And there are workers who want to know what legal rights they have to continue to work from home.
“The question is, do I have to go back?” said Steven Imm, an employment law attorney with the Finney Law Firm at their Eastgate office.
He said there are cases when some workers may be able to ask their employer to make accommodations for them to work from home if they have a qualifying disability. A medical or psychological condition may be covered under the Americans with Disabilities Act.
“If the accommodation necessitates that they work from home or if that would allow them to perform the essential functions of their job by working from home then the employer may have the obligation to allow them to continue to do that,” Imm said.
He also believes that legal arguments over reasonable accommodations could begin to lean more toward the employee because the pandemic has shown many workers were able to work remotely.
“Before the pandemic, courts were somewhat reluctant to question the employer's ability to force work in the office and usually an employer could say no, you have to be here,” he said.
Meanwhile, some companies are looking at what they need to do to create a safe work environment for the influx of workers returning to offices and other workspaces, said Chad Willits, a partner with Reminger Law Firm in Cincinnati. He is also a member of the Greater Cincinnati Human Resources Association, an affiliate of the Society for Human Resource Management.

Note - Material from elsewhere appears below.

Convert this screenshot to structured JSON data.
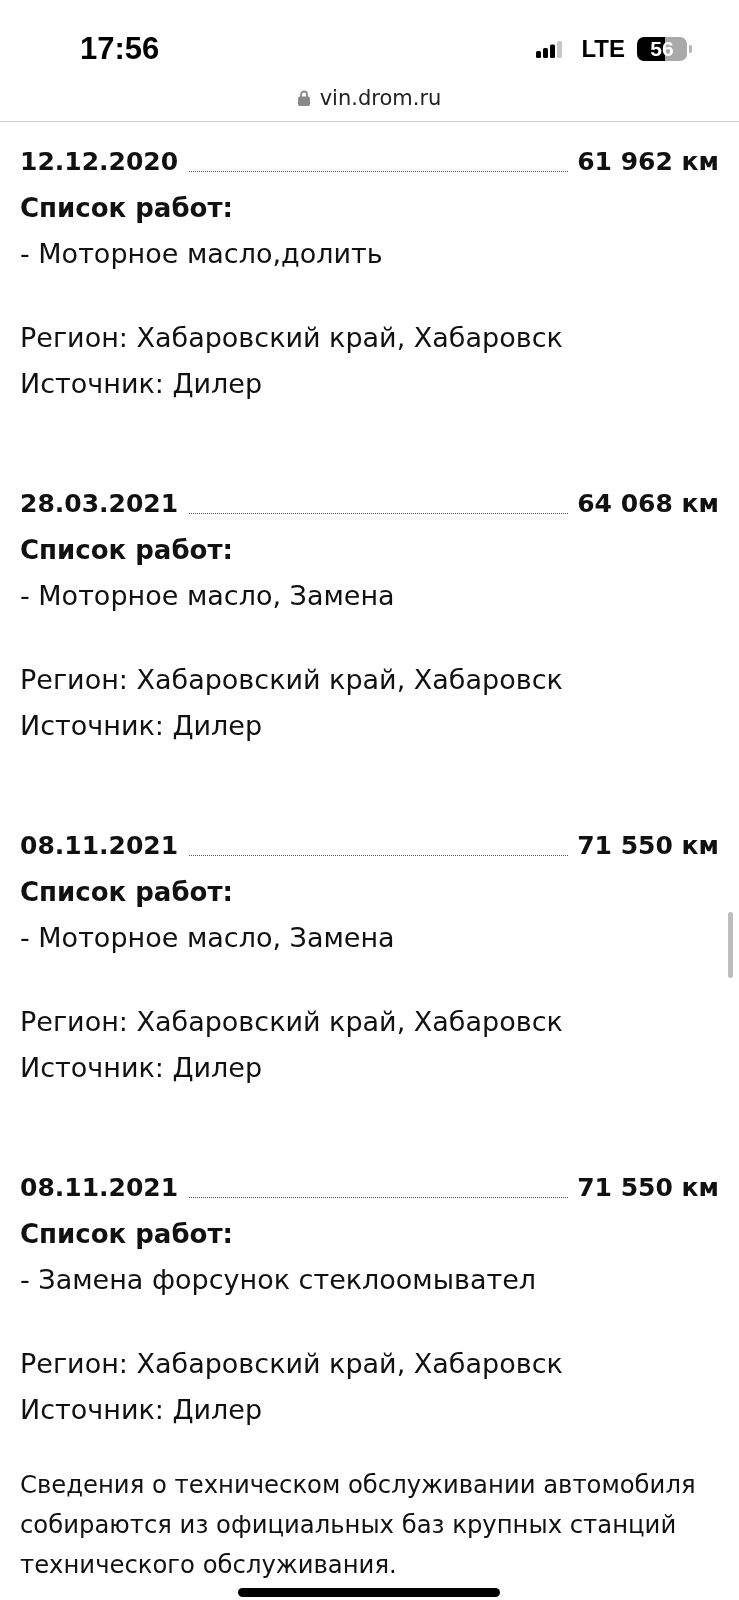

Staggered work shifts, sanitation practices and continued social distancing are all options that some employers are considering.
“Health and safety protocols are important, starting with an assessment of the workplace," Willits said. "Where are the high traffic areas? Where are people going to be congregating? What risks are present?”
Two main questions seem to be on everyone's mind: Can an employer require a worker to be vaccinated against COVID-19? Can an employer ask a worker if he or she has been vaccinated?
Both Imm and Willits said employers have the right to require vaccinations, but they added that employers should think hard about making it mandatory.
“Companies can legally require their employees to get vaccinated before they return to work, subject to certain exceptions,” Willits said, adding those exceptions can include medical conditions and religious beliefs.
He said the rationale for allowing the requirement is that “requiring a vaccination is a safety-based job qualification because it poses that direct threat to other people, other co-workers, other customers.”
However, Imm said his number one tip to companies is to avoid making vaccinations a requirement.
“You legally may be entitled to do that, but for purposes of employee morale and for purposes of limiting possible conflict with employees, I don’t think that’s necessary,” he said.
"Maybe recommendation is enough," Willits said. "Maybe incentivizing, nudging people in a good way is a different or better way to handle it.”
Employers can also ask workers about their vaccination status and require documentation, according to Willits, because it is within the context of a pandemic.
On the other hand, Imm cautions that asking about an employee's vaccination status gets close to privacy rights.
“I would urge employers to be very careful about that," he said. "To do what they can to balance the rights of the employees’ right to privacy with the employees’ right to health and safety."
Imm added it's important for workers to know their rights and to know what information they have to share with their employer and what they don't.
"You do have certain rights under the ADA," Imm said. "You do have certain rights to have your sincerely-held religious beliefs respected. And you do have certain rights to privacy.”
“With a lot of these issues, whether it’s disabilities or accommodations, vaccinations, or safety, there are a lot of moving parts and a lot of variables,” Willits said.
That includes discouraging employees from wading into contentious conversations on topics such as whether to wear a mask. Willits said as workers return, there may be a need for a refresher of the company's anti-harassment policy.
“These are the expectations, and this is what you do if there’s a problem and hopefully you head that off at the pass and kind of prevent it rather than have to deal with it afterwards,” he said.